BIBLIOGRAPHY ACSQHC. (2012). National Safety and Quality Health Service Standards. Sydney: Australian Commission on Safety and Quality in Health Care. Retrieved from https://www.safetyandquality.gov.au/wp-content/uploads/2011/09/NSQHS-Standards-Sept-2012.pdf
ACT Nursing and Midwifery Board. (2005). Regulation Policy 5: Medication administration by enrolled nurses. Canberra: ACT: ACT Nursing and Midwifery Board.
Health Vic. (2018). Medicines and poisons regulation. Retrieved from Department of Health and Human Services Victoria State Government: https://www2.health.vic.gov.au/public-health/drugs-and-poisons/drugs-poisons-legislation
Health Vic. (2018). New Drugs, Poisons and Controlled Substances Regulations 2017. Retrieved from Department of Health & Human Services, State Government of Victoria, Australia: https://www2.health.vic.gov.au/public-health/drugs-and-poisons/drugs-poisons-legislation/regulation-guidance
Health Vic. (2018). Scheduled medicines. Retrieved from Department of Health & Human Services, State Government of Victoria, Australia: https://www2.health.vic.gov.au/public-health/drugs-and-poisons/scheduled-medicines

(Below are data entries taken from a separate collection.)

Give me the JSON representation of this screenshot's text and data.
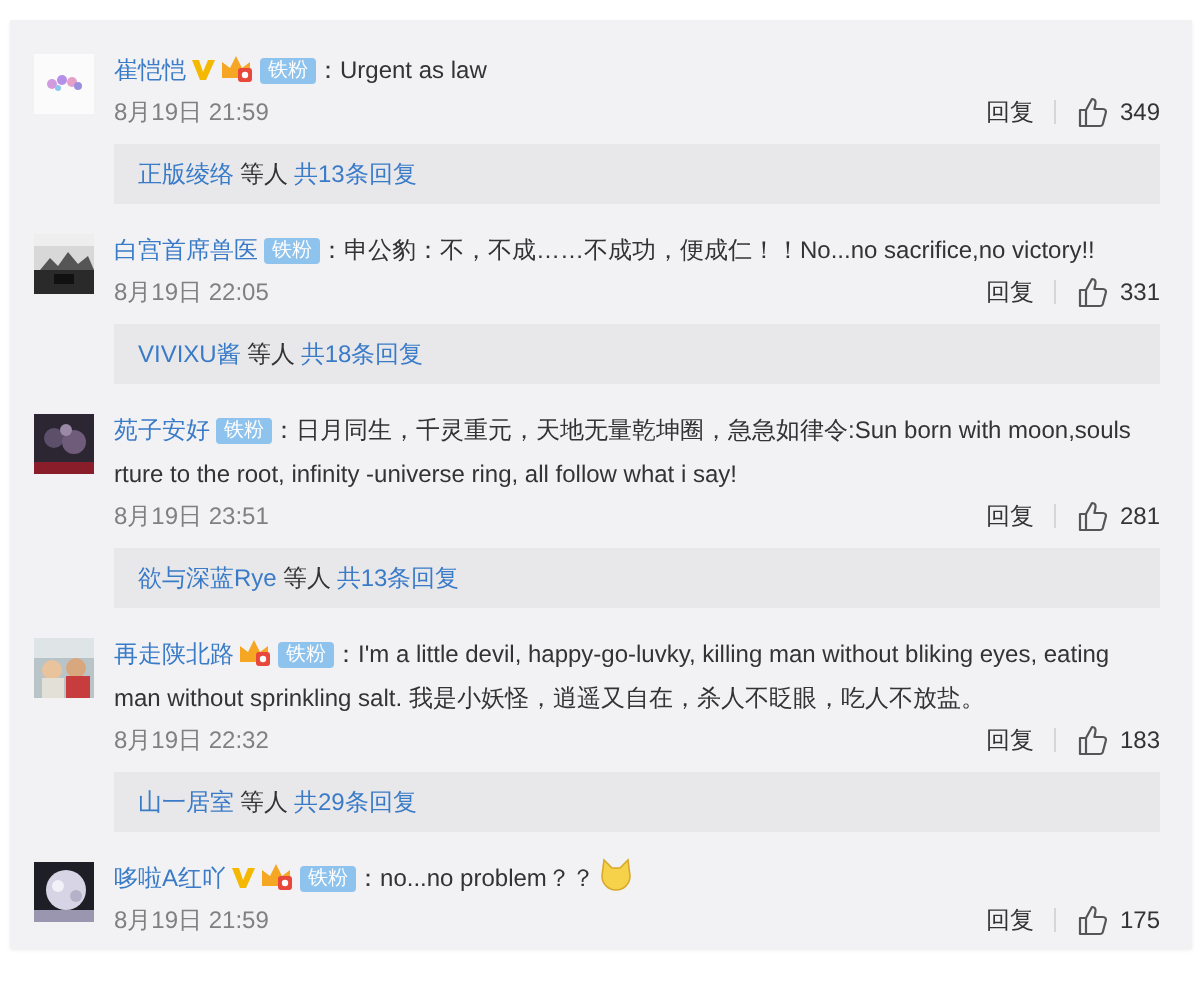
{
  "comments": [
    {
      "user": "崔恺恺",
      "verified": true,
      "crown": true,
      "fan_badge": "铁粉",
      "text_lines": [
        "：Urgent as law"
      ],
      "emoji": false,
      "time": "8月19日 21:59",
      "reply_label": "回复",
      "likes": "349",
      "replies": {
        "names": "正版绫络",
        "middle": "等人",
        "count": "共13条回复"
      }
    },
    {
      "user": "白宫首席兽医",
      "verified": false,
      "crown": false,
      "fan_badge": "铁粉",
      "text_lines": [
        "：申公豹：不，不成……不成功，便成仁！！No...no sacrifice,no victory!!"
      ],
      "emoji": false,
      "time": "8月19日 22:05",
      "reply_label": "回复",
      "likes": "331",
      "replies": {
        "names": "VIVIXU酱",
        "middle": "等人",
        "count": "共18条回复"
      }
    },
    {
      "user": "苑子安好",
      "verified": false,
      "crown": false,
      "fan_badge": "铁粉",
      "text_lines": [
        "：日月同生，千灵重元，天地无量乾坤圈，急急如律令:Sun born with moon,souls",
        "rture to the root, infinity -universe ring, all follow what i say!"
      ],
      "emoji": false,
      "time": "8月19日 23:51",
      "reply_label": "回复",
      "likes": "281",
      "replies": {
        "names": "欲与深蓝Rye",
        "middle": "等人",
        "count": "共13条回复"
      }
    },
    {
      "user": "再走陕北路",
      "verified": false,
      "crown": true,
      "fan_badge": "铁粉",
      "text_lines": [
        "：I'm a little devil, happy-go-luvky, killing man without bliking eyes, eating",
        "man without sprinkling salt. 我是小妖怪，逍遥又自在，杀人不眨眼，吃人不放盐。"
      ],
      "emoji": false,
      "time": "8月19日 22:32",
      "reply_label": "回复",
      "likes": "183",
      "replies": {
        "names": "山一居室",
        "middle": "等人",
        "count": "共29条回复"
      }
    },
    {
      "user": "哆啦A红吖",
      "verified": true,
      "crown": true,
      "fan_badge": "铁粉",
      "text_lines": [
        "：no...no  problem？？"
      ],
      "emoji": true,
      "time": "8月19日 21:59",
      "reply_label": "回复",
      "likes": "175"
    }
  ]
}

Legislation Gov. (2015, December 2). Dangerous Drugs Act 1927. Retrieved January 28, 2019, from Australian Government: Federal Register of Legislation: https://www.legislation.gov.au/Details/C2015Q00116
McEwan, B. (2008). Defining the scope of practice of enrolled nurses in medication administration in Australia: A review of the legislation. Collegian, 15, 93-101. Retrieved from https://www.collegianjournal.com/article/S1322-7696(08)00026-7/pdf
NMBA. (2016, October). Fact sheet. Retrieved from Nursing and Midwifery Board of Australia: http://www.nursingmidwiferyboard.gov.au/documents/default.aspx?record=WD10%2F1737%5Bv8%5D&dbid=AP&chksum=kGZLk7skelMKbw36%2Bv3Arg%3D%3D
NSW Health. (2017, August 7). Schedule 8 drugs - Drugs of addiction. Retrieved from NSW Government: Health: https://www.health.nsw.gov.au/pharmaceutical/pages/drugs-of-addiction-sch8.aspx
NSW Health. (2018, November 23). Storage of a Schedule 8 medicine (drug of addiction) requiring refrigeration. Retrieved from NSW Government: Health: https://www.health.nsw.gov.au/pharmaceutical/Pages/refrigeration-s8s.aspx
Queensland Nursing Council. (2005). The scope of Practice Framework for Nurses and Midwives. Brisbane: Queensland Nursing Council.
SA Health. (2012). Code of Practice for the Storage and Transport of drugs of dependence. Department for Health and Ageing: Government of South Australia. Retrieved from https://www.sahealth.sa.gov.au/wps/wcm/connect/9c2649804ddcb87b901efe6d722e1562/CPSTDD%2Bfinal_20140416.pdf?MOD=AJPERES&CACHEID=ROOTWORKSPACE-9c2649804ddcb87b901efe6d722e1562-mgrkr7B
SA Health. (2017, February 27). Regulations under the controlled substances legislation. Retrieved from Government of South Australia: https://www.sahealth.sa.gov.au/wps/wcm/connect/public+content/sa+health+internet/about+us/legislation/controlled+substances+legislation/regulations+under+the+controlled+substances+legislation
Useful LinksFree Essays About Blog
If you have any queries please write to us
Join our mailing list
@ All Rights Reserved 2023 firstname.lastname@example.org